Cerebral hypoxia, or brain hypoxia, develops when the brain does not receive enough oxygen to sustain its normal metabolism. Out of all the organs, a lack of oxygen is most dangerous to the brain. Neurons begin to die after they have been without oxygen for approximately five minutes (Ref 1). To minimize the chances of severe brain damage, coma or even death, rapid medical attention is required to restore oxygen supply.
Causes of Brain Hypoxia in Fetuses and Infants
Brain Hypoxia is common among fetuses and infants. The reasons for this are many. The placenta may not work properly, or it might abrupt. The umbilical cord is sometimes wrapped around the throat of the fetus and the baby does not get enough oxygen. Brain hypoxia is more common in premature infants and in babies that are smaller than you would expect based on the pregnancy week. A lack of oxygen during pregnancy and childbirth can lead to such complications as cerebral palsy.
Accidents Causing Brain Hypoxia
Brain hypoxia is common after choking, diving and strangulation accidents. Asphyxiation caused by smoke inhalation is frequent among fire accident victims. High altitude can sometimes caused limited flow of oxygen to the brain.

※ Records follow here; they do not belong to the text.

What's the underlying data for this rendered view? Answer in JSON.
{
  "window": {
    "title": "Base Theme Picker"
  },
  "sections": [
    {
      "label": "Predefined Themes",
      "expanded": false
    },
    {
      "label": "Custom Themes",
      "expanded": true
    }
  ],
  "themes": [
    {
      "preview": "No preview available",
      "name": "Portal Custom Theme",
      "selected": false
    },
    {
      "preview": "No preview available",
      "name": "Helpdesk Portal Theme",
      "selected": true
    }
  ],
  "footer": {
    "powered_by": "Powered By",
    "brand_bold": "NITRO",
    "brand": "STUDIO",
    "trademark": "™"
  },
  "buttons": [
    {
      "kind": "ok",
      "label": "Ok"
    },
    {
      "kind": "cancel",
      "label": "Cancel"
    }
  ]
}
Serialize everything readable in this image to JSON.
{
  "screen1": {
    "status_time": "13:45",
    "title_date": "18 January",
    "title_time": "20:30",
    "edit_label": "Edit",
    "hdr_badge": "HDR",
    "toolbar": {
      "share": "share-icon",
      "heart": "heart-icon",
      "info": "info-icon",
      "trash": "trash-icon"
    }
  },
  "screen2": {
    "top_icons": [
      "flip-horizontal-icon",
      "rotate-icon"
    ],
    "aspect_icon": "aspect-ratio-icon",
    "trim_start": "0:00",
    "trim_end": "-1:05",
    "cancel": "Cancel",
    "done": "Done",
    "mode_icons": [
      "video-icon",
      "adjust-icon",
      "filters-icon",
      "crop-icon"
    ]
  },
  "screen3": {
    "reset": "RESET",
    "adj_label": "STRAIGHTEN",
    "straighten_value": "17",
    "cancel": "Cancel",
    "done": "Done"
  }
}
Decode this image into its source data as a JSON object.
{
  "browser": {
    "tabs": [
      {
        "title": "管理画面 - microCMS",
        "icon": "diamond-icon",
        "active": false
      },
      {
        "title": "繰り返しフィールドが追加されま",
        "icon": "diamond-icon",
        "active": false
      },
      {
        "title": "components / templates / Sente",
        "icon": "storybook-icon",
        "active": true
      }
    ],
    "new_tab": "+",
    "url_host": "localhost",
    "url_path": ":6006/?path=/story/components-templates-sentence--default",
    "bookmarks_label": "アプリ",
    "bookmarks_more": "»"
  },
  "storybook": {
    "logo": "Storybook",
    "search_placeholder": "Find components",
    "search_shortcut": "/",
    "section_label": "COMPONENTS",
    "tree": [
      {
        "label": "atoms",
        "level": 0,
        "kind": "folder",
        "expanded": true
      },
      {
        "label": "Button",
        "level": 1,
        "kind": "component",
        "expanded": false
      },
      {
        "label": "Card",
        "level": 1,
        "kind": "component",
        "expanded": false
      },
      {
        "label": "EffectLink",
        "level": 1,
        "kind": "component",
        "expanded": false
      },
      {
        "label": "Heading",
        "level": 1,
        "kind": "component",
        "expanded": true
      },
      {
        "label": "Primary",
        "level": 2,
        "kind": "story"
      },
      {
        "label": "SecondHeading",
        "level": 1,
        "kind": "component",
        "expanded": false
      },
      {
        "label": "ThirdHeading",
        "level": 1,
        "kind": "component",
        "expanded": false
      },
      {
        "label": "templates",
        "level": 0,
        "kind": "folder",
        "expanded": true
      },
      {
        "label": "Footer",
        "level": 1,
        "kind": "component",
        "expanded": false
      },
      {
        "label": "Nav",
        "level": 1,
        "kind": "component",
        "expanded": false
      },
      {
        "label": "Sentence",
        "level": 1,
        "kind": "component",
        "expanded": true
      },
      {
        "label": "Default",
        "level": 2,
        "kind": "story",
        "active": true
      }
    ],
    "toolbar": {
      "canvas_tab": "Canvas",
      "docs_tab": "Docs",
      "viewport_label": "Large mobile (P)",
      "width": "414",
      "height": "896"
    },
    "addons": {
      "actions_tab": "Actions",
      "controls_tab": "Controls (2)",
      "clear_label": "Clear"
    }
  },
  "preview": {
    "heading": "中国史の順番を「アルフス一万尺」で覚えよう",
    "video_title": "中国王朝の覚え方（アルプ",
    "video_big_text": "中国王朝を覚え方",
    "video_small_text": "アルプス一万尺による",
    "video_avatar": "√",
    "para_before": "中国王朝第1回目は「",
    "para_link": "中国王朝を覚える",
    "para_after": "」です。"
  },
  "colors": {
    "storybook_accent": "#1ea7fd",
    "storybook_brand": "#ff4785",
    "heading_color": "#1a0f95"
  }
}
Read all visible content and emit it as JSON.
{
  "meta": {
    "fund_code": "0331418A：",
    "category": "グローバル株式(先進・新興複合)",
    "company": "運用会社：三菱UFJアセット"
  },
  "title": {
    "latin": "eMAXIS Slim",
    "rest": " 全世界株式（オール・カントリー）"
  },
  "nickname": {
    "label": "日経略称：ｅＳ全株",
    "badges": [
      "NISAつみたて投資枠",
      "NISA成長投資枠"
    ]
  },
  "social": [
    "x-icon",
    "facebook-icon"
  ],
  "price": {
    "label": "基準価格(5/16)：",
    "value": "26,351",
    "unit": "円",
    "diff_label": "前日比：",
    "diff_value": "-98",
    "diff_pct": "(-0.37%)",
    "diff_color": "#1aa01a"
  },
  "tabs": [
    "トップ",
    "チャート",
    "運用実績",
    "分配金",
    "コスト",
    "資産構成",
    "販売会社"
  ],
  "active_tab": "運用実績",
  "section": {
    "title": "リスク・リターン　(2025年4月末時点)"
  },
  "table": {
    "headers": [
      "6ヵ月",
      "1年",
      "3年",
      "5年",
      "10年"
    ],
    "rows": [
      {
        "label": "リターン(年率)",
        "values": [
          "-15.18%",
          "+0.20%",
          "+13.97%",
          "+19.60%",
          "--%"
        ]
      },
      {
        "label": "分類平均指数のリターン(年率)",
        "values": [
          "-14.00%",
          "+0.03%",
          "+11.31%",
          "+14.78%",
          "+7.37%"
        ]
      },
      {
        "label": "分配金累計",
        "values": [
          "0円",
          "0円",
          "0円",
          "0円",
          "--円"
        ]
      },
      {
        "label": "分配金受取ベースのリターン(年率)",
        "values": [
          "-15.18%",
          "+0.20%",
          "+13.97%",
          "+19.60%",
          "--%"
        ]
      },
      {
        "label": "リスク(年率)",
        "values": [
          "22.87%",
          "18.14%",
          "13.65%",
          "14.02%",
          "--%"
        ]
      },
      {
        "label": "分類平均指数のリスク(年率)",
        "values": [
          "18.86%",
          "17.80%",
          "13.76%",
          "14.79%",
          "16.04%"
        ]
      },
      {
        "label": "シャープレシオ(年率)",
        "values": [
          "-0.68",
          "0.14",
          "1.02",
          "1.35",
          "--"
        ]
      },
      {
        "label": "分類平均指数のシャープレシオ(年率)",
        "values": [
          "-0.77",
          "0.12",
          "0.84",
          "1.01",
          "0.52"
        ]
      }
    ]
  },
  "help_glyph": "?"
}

Brain hypoxia can also happen after a drug overdose.
Diseases Causing Brain Hypoxia
Paralysis causing a loss of movement of the breathing muscles can shut down the oxygen supply to the brain. Cardiac arrest, stroke, or complications during general anesthesia can also cause insufficient supply of oxygen to the brain.
Causes of Mild Brain Hypoxia
A mild form of brain hypoxia can be caused by such conditions as asthma, anemia, or even low blood pressure. As long as a condition diminishes the amount of oxygen that the brain receivies, it is possible that the condition might lead to brain hypoxia..
If the brain does not receive enough oxygen for a short period of time, doctors may not even realize that a patient is suffering from cerebral hypoxia. His only symptoms might be that he seems inattentive, lightheaded, and has uncoordinated movement. In a more serious case of brain hypoxia, the symptoms are easier to spot. Severe cognitive impairments in memory or learning can occur as a result. A patient's heart rate increases, as it is trying to pump more oxygen to the brain. Eventually, the heart might stop, and a person's eyes would stop responding to light. Seizures, coma or even death can occur as a result.
The prognosis from brain hypoxia depends strongly on how long the brain has been deprived of oxygen and whether the oxygen has been cut off entirely. If the brain has received too little oxygen for only a brief period, the symptoms might disappear once the brain gets enough oxygen again and the patient can make a full recovery. More commonly, patient will experience some problems. These might include amnesia, or memory problems, hallucinations, and muscle spasm or seizures. In most severe cases, cerebral hypoxia might result in permanent comas or even death.